(EXERCISE DIRECTIONS): Output only how many lines below contain "Annunciato".

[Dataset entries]
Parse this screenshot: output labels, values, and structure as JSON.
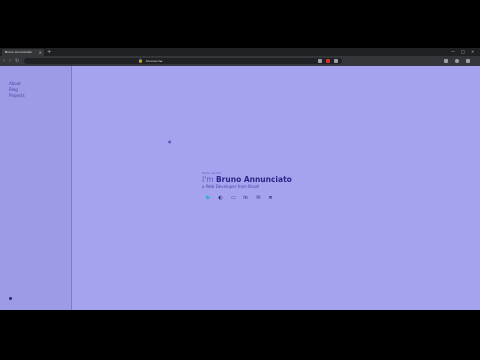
{
  "browser": {
    "tab_title": "Bruno Annunciato",
    "tab_close": "×",
    "new_tab": "+",
    "window_controls": [
      "—",
      "□",
      "×"
    ],
    "url": "brunoa.me"
  },
  "nav": {
    "items": [
      {
        "label": "About"
      },
      {
        "label": "Blog"
      },
      {
        "label": "Projects"
      }
    ]
  },
  "hero": {
    "greeting": "Hello, world!",
    "intro": "I'm ",
    "name": "Bruno Annunciato",
    "subtitle": "a Web Developer from Brazil"
  },
  "socials": [
    {
      "icon": "twitter-icon",
      "glyph": "🐦"
    },
    {
      "icon": "github-icon",
      "glyph": "◐"
    },
    {
      "icon": "dev-icon",
      "glyph": "▭"
    },
    {
      "icon": "linkedin-icon",
      "glyph": "in"
    },
    {
      "icon": "email-icon",
      "glyph": "✉"
    },
    {
      "icon": "stackoverflow-icon",
      "glyph": "≣"
    }
  ],
  "colors": {
    "page_bg": "#a6a3ee",
    "sidebar_bg": "#9d9ae6",
    "accent": "#2a2485"
  }
}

(WRITTEN SOLUTION): 2